My daughter is upset with me. Again. She’s recently married and newly pregnant. I remember that period. It’s wildly romantic and dreamy, but scary and lonely since they’re not sharing their news yet.
The other day, I called to ask if she was hungry. I had bought some fun lunch foods and thought I’d pop over to see her. She said yes, so I said I’d be right there.
When I arrived, she berated me for coming over without notice. I said she could have told me not to come. I set up the food and asked if she wanted tea. She rudely said she could do it herself, and I was babying her.
I was so hurt that I abruptly left.
Now she’s mad at me for walking out! I don’t know which way to turn with this once sweet, loveable daughter.
It sounds like you two had a very close, loving relationship before she got engaged. The stress of getting married, trying to get pregnant and the first trimester of one’s first pregnancy can take a toll. Some people handle stress better than others. Some lean in to their loved ones; some pull away.
Talk to your daughter. Invite her out for a planned lunch. Ask where and when she would like to go. Once together, ask her how she’s feeling, how her relationship is going, if she’s happy, etc. Then ask if there is anything you can do to make her life easier, less stressed.
Hopefully she’ll apologize and recognize that you just want to be a part of her life as you were before. Parenting is a journey, as you certainly already know. Hold her hand for the bumps. She’ll appreciate you.
My girlfriend just found out that her dad had children with someone other than her mom and was leading a double life. Her mom had no idea, but the other woman was well aware of the situation.
She understood the charade and didn’t bother him when he was at home with his wife and three children. He spent time with her when he was “away on business” – or so my girlfriend’s family was led to believe.
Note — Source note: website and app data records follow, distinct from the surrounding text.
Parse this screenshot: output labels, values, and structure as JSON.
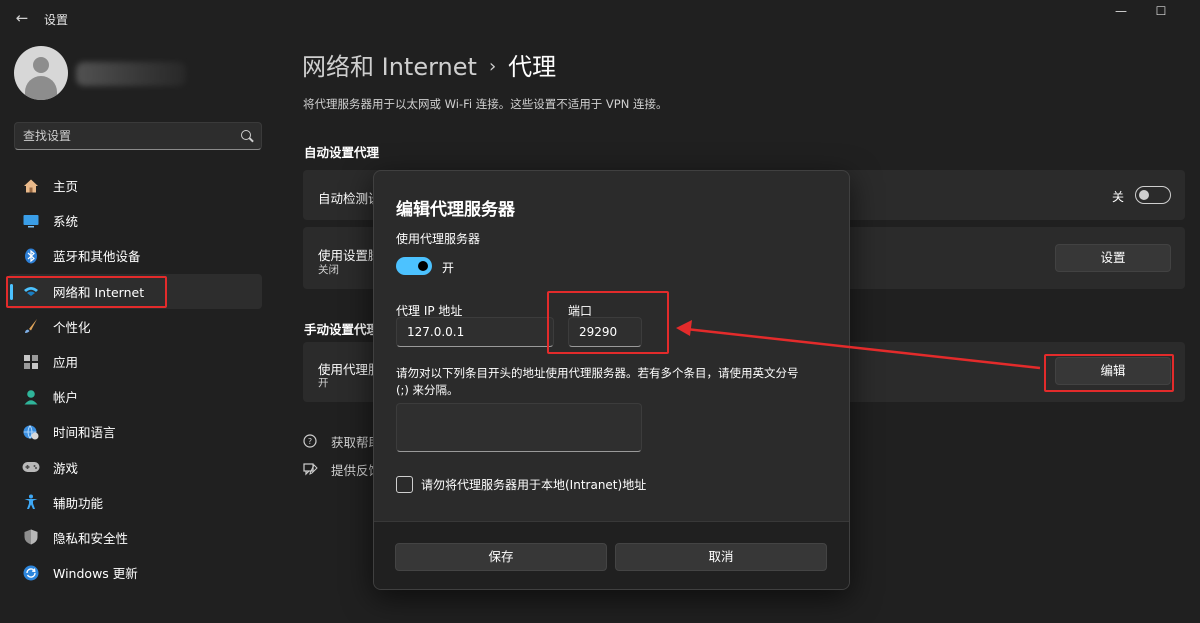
{
  "window": {
    "back_icon": "back-arrow-icon",
    "title": "设置",
    "controls": [
      "minimize-icon",
      "maximize-icon"
    ]
  },
  "sidebar": {
    "search_placeholder": "查找设置",
    "items": [
      {
        "label": "主页",
        "icon": "home-icon"
      },
      {
        "label": "系统",
        "icon": "monitor-icon"
      },
      {
        "label": "蓝牙和其他设备",
        "icon": "bluetooth-icon"
      },
      {
        "label": "网络和 Internet",
        "icon": "network-icon",
        "active": true
      },
      {
        "label": "个性化",
        "icon": "brush-icon"
      },
      {
        "label": "应用",
        "icon": "apps-icon"
      },
      {
        "label": "帐户",
        "icon": "account-icon"
      },
      {
        "label": "时间和语言",
        "icon": "globe-clock-icon"
      },
      {
        "label": "游戏",
        "icon": "gamepad-icon"
      },
      {
        "label": "辅助功能",
        "icon": "accessibility-icon"
      },
      {
        "label": "隐私和安全性",
        "icon": "shield-icon"
      },
      {
        "label": "Windows 更新",
        "icon": "update-icon"
      }
    ]
  },
  "main": {
    "breadcrumb_parent": "网络和 Internet",
    "breadcrumb_current": "代理",
    "description": "将代理服务器用于以太网或 Wi-Fi 连接。这些设置不适用于 VPN 连接。",
    "auto_section": {
      "title": "自动设置代理",
      "detect_label": "自动检测设",
      "detect_state": "关",
      "script_label": "使用设置脚",
      "script_sub": "关闭",
      "script_button": "设置"
    },
    "manual_section": {
      "title": "手动设置代理",
      "proxy_label": "使用代理服",
      "proxy_sub": "开",
      "edit_button": "编辑"
    },
    "links": [
      {
        "label": "获取帮助",
        "icon": "help-icon"
      },
      {
        "label": "提供反馈",
        "icon": "feedback-icon"
      }
    ]
  },
  "dialog": {
    "title": "编辑代理服务器",
    "use_proxy_label": "使用代理服务器",
    "toggle_state": "开",
    "ip_label": "代理 IP 地址",
    "ip_value": "127.0.0.1",
    "port_label": "端口",
    "port_value": "29290",
    "exceptions_label_line1": "请勿对以下列条目开头的地址使用代理服务器。若有多个条目，请使用英文分号",
    "exceptions_label_line2": "(;) 来分隔。",
    "exceptions_value": "",
    "local_checkbox_label": "请勿将代理服务器用于本地(Intranet)地址",
    "save_button": "保存",
    "cancel_button": "取消"
  },
  "colors": {
    "accent": "#4cc2ff",
    "annotation": "#e32b2b",
    "background": "#202020",
    "card": "#2b2b2b"
  }
}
This lasted more than a decade until he slipped up and was caught in a lie which led to the revelation. My girlfriend is completely shocked and freaked out. She cries constantly, is clingy, and doesn’t believe anything I say, convinced I’m lying.
I feel sad for her and know she’s hurting, but I can’t take the constant accusation.
Wrap your arms around your girlfriend and say, “I am so sorry you are going through this. It’s unbelievable and confusing. I’m here for you. I am not your father, and I have done nothing wrong. Please don’t push me away through fear.”
Support her the best you can and help her get professional help to make sense of this situation. I am sure her world has been rocked.
Dear Readers – On December 30th, Ellie wrote about a support group called “Our Alienated Grandparents Matter.” It was timely for the holiday season but of course is a year-round issue for those in this situation.
A reader recently sent this to us:
“I am one of those estranged grandparents. I finally became tired of waiting for them to talk to me. I overcame my despair. This is probably uncommon, but I sent my two estranged sons an email. I told them I had no interest in ever seeing them again. I told them they were cut off from my family. Now they are nobody to me.
“Maybe if these narcissistic self-absorbed adult children learn that there is no do-over button, no open-door policy, maybe then they might stop trying to wield power and control over their parents.
“If they burn that bridge, there is no coming home.”
Lisi – I have seen and heard many iterations of family alienation. But if I have learned anything from Ellie, it is that family is family. Not all members will get along, there will be fights, but these are the ties that bind.
Toxicity is unhealthy, so if you need to protect yourself, do so. It’s OK to close the door, but don’t ever lock it and throw away the key.
This woman is hurting, and I don’t blame her. Writing that email probably released her from some pain. But she didn’t need to send it. She may desperately need her children down the road. Or her grandchildren might want to find her when they’re old enough. Or her children may find that they need her someday.